Wednesday is here and with it brings something that I find hard to boil down into a yes or no response. What motivates characters (and their players) to do the weird things we want them to do. Why would they go into the dank hole filled with spiders, or wolves, or bears oh my! Why do they rescue the person who sold them bad healing potions not a week ago. Motivation and how we can use that to hook characters into sticking to the adventure at hand is something that takes a while to master – and I don’t truly think one can ever master it.
Let’s look at three motivations that we can use to bring our players into the session and keep their mind locked away until the final crossbow bolt pierces the witches heart.
Ask the Player

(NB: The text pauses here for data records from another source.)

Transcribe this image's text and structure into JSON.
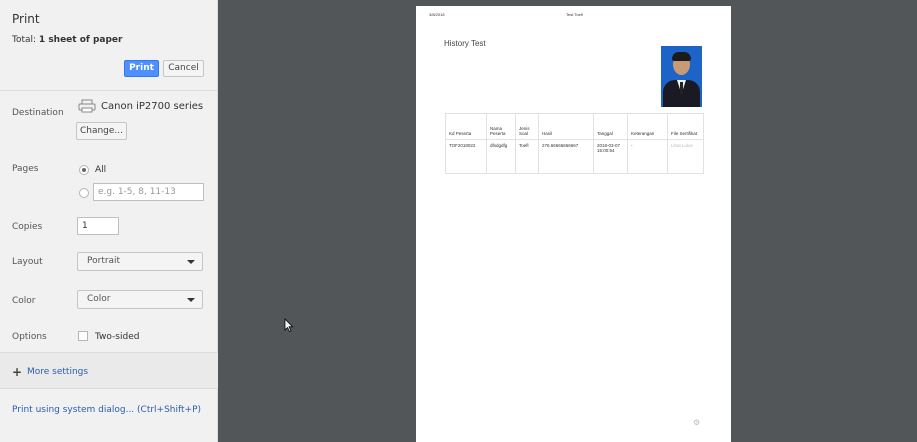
{
  "panel": {
    "title": "Print",
    "total_prefix": "Total: ",
    "total_value": "1 sheet of paper",
    "print_label": "Print",
    "cancel_label": "Cancel",
    "destination": {
      "label": "Destination",
      "printer": "Canon iP2700 series",
      "change_label": "Change..."
    },
    "pages": {
      "label": "Pages",
      "all_label": "All",
      "custom_placeholder": "e.g. 1-5, 8, 11-13"
    },
    "copies": {
      "label": "Copies",
      "value": "1"
    },
    "layout": {
      "label": "Layout",
      "value": "Portrait"
    },
    "color": {
      "label": "Color",
      "value": "Color"
    },
    "options": {
      "label": "Options",
      "two_sided_label": "Two-sided"
    },
    "more_settings": "More settings",
    "system_dialog": "Print using system dialog... (Ctrl+Shift+P)"
  },
  "page_preview": {
    "header_date": "3/8/2018",
    "header_title": "Test Toefl",
    "heading": "History Test",
    "table": {
      "headers": [
        "Kd Peserta",
        "Nama Peserta",
        "Jenis Soal",
        "Hasil",
        "Tanggal",
        "Keterangan",
        "File Sertifikat"
      ],
      "rows": [
        [
          "TOF2018022",
          "dfsdgdfg",
          "Toefl",
          "276.66666666667",
          "2018-03-07 15:00:54",
          "-",
          "Lihat Lulus"
        ]
      ]
    }
  }
}
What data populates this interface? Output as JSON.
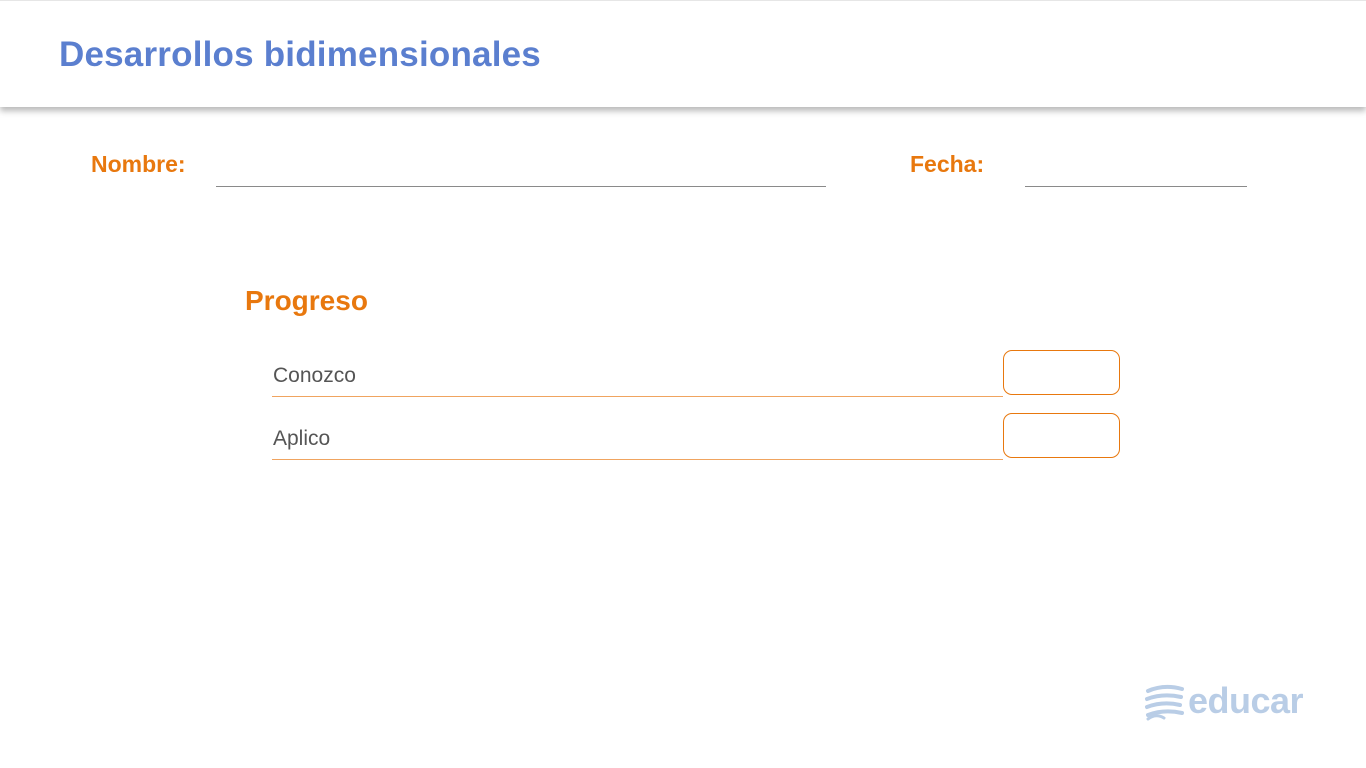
{
  "header": {
    "title": "Desarrollos bidimensionales"
  },
  "form": {
    "name_label": "Nombre:",
    "name_value": "",
    "date_label": "Fecha:",
    "date_value": ""
  },
  "progress": {
    "title": "Progreso",
    "items": [
      {
        "label": "Conozco",
        "value": ""
      },
      {
        "label": "Aplico",
        "value": ""
      }
    ]
  },
  "brand": {
    "logo_icon": "educar-logo-icon",
    "logo_text": "educar",
    "logo_color": "#b9cde6"
  },
  "colors": {
    "title": "#5b7fcf",
    "accent": "#e8780e",
    "text": "#555555"
  }
}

The title kind of gives it away. For the three options below to actually work we need one thing, communication between the Dungeon/Game Master and their players. The whole game is built around communication so it shouldn’t come as a surprise that I bring it up eventually but here we go.
Ask your players at character creation to really think why and how they tie into this world. Ask them to weave a single NPC into their back story (not a novel, we all know how that goes…) and to tell you about themselves and their one NPC. A mother, boyfriend, old boss, someone they owe money or a favour to. Someone who you may want to weave into the game so that they become more connected to it
Connection; This is where the player has a connection that you can use. Whether it’s an old flame or a new flame at that, a debt owed or perhaps the want of a favour from someone there should be something that each player has in mind for what motivates their characters when it comes to the NPCs or potentially other PCs.
Make sure your players are ok with you putting the man who they owe a great debt to at the centre of your plot. Remember this is tying their character into the adventure at a personal level – you want to make sure that they are ok with how it twists and alters their characters’ story.
Greed; Now, I know what you are thinking. ‘BW – my player’s character is not greedy, they are a holy night who wants nothing of the mortal realm – their only motivation is to fulfill their oath and bring virtue to the land’. We have all had that player before, or presently, but what I want to touch on with Greed is looking at what motivates our characters, pure or otherwise, and how that can drive them to something.
Let’s look at the above example, The paladin who only wants vengeance for what happened to their innocent family and swore an oath to have it fulfilled. That desire, that conviction could in fact be an act of greed. I won’t get deep into it as it will take an entire night of writing but lets look at D&Ds alignment system. There is not just Good and Evil but there are degrees of it. A lot of greys between the black and white. Convictions, oaths, greed, desires can all be tilted slightly one way or another and the only thing that makes one good and not evil is the perception of the one wielding the sword.
Ok, best lay off the coffee.. Greed – use something the player wants and put it where they can see it. That artefact that they have been searching for – maybe the merchant has a map to where it is, but she wants a favour for it and she is cashing in now. Maybe the priestess is in good favour with the head of the church and the PC wants a blessing, or curse removed – Saving the girl may be the best outcome for your player.
To quote a dear friend of mine in his first ever DM session where I was his player. Greed is good.
Want; And now the very last one is rather simple. Your Party has agreed to just want to have a D&D session and they will say yes to just about anything. The past.. 20 something months have been rough, lets broach that topic for but a moment. I know that my usual band of 7 players has now become four and that they are almost always excited and ready for a game.
But that doesn’t guarantee that they will be ready to rumble come the urchin running towards them screaming for help as some nightmarish creature skitters up a wall and lunches at the boy. Talk to your party, I have set aside a rule of at least 24 hours before game time I ask the party what they are up for, regardless of planning a one shot or campaign. If it’s been a long week and they want to roll some dice I will tweak what I had planned to have some form of an encounter in, whether it’s a fight, infiltration or escape from certain death, I give them something that they want to do.
To be real – this used to be disheartening. I would spend maybe 4 hours (much like I am now) coming up with a plot, some NPCS, a map (where most of the time was spent – I have a potato for a computer…) and some stat blocks or DCs for the encounters or checks I wanted to give them, and when the group wanted something different I would feel a bit disheartened and disappointed that they didn’t want to explore the lost temple on the mountain – they would rather avoid being eaten by zombie gnolls. But now I honestly don’t mind. I think the turning point was experimenting with my current group, where no map, encounter or planning is wasted as I always find a way to use it for the players enjoyment.
This is it for the week – Not exactly twist heavy where we see the revelation of a hidden agenda, a personality shift, plot migration or something completely different but a twist in the preparationand planning that we put into these adventures.
Many DMs would agree with me, and players on that note (hence why there are always more players than DMs) that being a dungeon master is a lot of hard work and to be truly proficient in it takes dedication to one’s craft. This may be one or two weeks of non-stop Dungeoneering or it may be something that you build up to over the course of, say – I dunno. 24 years
Don’t forget to have fun, don’t forget to experiment and twist up how you navigate the twisted world roots of this game we play and lastly don’t forget to roll with advantage,
The Brazen Wolfe